ASSIGNED TASK »
Give back all the records below, unaltered.

(Interface dataset entries)
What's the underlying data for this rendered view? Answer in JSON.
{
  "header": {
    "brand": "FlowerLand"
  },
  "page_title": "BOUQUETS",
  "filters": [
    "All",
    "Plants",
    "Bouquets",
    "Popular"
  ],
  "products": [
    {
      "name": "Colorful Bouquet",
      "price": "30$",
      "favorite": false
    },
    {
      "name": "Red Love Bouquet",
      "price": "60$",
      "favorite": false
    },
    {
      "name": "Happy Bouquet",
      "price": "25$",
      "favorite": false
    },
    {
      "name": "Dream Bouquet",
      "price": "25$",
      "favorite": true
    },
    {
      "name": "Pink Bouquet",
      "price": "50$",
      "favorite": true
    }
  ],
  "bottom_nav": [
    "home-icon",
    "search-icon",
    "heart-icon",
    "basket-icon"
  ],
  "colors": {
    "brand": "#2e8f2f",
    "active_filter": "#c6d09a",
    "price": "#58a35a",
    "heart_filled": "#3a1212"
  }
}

ANSWER TO THE PROBLEM »
What's the underlying data for this rendered view? Answer in JSON.
{
  "header": {
    "brand": "FlowerLand"
  },
  "page_title": "BOUQUETS",
  "filters": [
    "All",
    "Plants",
    "Bouquets",
    "Popular"
  ],
  "products": [
    {
      "name": "Colorful Bouquet",
      "price": "30$",
      "favorite": false
    },
    {
      "name": "Red Love Bouquet",
      "price": "60$",
      "favorite": false
    },
    {
      "name": "Happy Bouquet",
      "price": "25$",
      "favorite": false
    },
    {
      "name": "Dream Bouquet",
      "price": "25$",
      "favorite": true
    },
    {
      "name": "Pink Bouquet",
      "price": "50$",
      "favorite": true
    }
  ],
  "bottom_nav": [
    "home-icon",
    "search-icon",
    "heart-icon",
    "basket-icon"
  ],
  "colors": {
    "brand": "#2e8f2f",
    "active_filter": "#c6d09a",
    "price": "#58a35a",
    "heart_filled": "#3a1212"
  }
}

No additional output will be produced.